+++ Data provided

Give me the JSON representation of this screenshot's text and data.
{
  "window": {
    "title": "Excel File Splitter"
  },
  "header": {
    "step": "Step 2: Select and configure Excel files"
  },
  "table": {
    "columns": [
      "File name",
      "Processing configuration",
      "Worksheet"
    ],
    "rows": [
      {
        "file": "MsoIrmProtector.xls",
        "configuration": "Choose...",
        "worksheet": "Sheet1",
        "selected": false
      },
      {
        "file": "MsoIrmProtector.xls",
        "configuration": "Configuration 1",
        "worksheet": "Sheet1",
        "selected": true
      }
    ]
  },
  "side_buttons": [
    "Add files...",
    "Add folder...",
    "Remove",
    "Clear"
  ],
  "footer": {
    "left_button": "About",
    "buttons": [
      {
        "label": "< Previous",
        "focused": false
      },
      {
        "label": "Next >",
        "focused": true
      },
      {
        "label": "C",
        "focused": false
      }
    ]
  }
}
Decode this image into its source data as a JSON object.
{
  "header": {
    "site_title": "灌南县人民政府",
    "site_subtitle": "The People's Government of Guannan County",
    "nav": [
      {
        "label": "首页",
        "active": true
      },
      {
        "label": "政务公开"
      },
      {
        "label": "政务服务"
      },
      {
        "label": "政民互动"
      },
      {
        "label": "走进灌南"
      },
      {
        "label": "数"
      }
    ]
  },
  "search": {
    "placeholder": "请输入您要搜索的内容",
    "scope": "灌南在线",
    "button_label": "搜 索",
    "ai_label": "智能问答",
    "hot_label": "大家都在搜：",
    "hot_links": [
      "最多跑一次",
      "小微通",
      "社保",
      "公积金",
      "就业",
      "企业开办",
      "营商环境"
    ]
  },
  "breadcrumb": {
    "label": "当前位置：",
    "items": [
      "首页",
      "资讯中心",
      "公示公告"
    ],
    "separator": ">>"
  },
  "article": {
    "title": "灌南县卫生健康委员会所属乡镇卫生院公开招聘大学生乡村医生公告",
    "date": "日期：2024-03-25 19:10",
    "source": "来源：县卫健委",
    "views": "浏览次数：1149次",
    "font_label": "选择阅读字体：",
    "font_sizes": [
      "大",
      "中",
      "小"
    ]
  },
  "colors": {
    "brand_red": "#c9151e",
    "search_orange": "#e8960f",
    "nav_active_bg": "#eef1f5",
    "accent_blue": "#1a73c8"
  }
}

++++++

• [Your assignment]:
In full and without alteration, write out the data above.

• [Answer to this task]:
Give me the JSON representation of this screenshot's text and data.
{
  "window": {
    "title": "Excel File Splitter"
  },
  "header": {
    "step": "Step 2: Select and configure Excel files"
  },
  "table": {
    "columns": [
      "File name",
      "Processing configuration",
      "Worksheet"
    ],
    "rows": [
      {
        "file": "MsoIrmProtector.xls",
        "configuration": "Choose...",
        "worksheet": "Sheet1",
        "selected": false
      },
      {
        "file": "MsoIrmProtector.xls",
        "configuration": "Configuration 1",
        "worksheet": "Sheet1",
        "selected": true
      }
    ]
  },
  "side_buttons": [
    "Add files...",
    "Add folder...",
    "Remove",
    "Clear"
  ],
  "footer": {
    "left_button": "About",
    "buttons": [
      {
        "label": "< Previous",
        "focused": false
      },
      {
        "label": "Next >",
        "focused": true
      },
      {
        "label": "C",
        "focused": false
      }
    ]
  }
}
Decode this image into its source data as a JSON object.
{
  "header": {
    "site_title": "灌南县人民政府",
    "site_subtitle": "The People's Government of Guannan County",
    "nav": [
      {
        "label": "首页",
        "active": true
      },
      {
        "label": "政务公开"
      },
      {
        "label": "政务服务"
      },
      {
        "label": "政民互动"
      },
      {
        "label": "走进灌南"
      },
      {
        "label": "数"
      }
    ]
  },
  "search": {
    "placeholder": "请输入您要搜索的内容",
    "scope": "灌南在线",
    "button_label": "搜 索",
    "ai_label": "智能问答",
    "hot_label": "大家都在搜：",
    "hot_links": [
      "最多跑一次",
      "小微通",
      "社保",
      "公积金",
      "就业",
      "企业开办",
      "营商环境"
    ]
  },
  "breadcrumb": {
    "label": "当前位置：",
    "items": [
      "首页",
      "资讯中心",
      "公示公告"
    ],
    "separator": ">>"
  },
  "article": {
    "title": "灌南县卫生健康委员会所属乡镇卫生院公开招聘大学生乡村医生公告",
    "date": "日期：2024-03-25 19:10",
    "source": "来源：县卫健委",
    "views": "浏览次数：1149次",
    "font_label": "选择阅读字体：",
    "font_sizes": [
      "大",
      "中",
      "小"
    ]
  },
  "colors": {
    "brand_red": "#c9151e",
    "search_orange": "#e8960f",
    "nav_active_bg": "#eef1f5",
    "accent_blue": "#1a73c8"
  }
}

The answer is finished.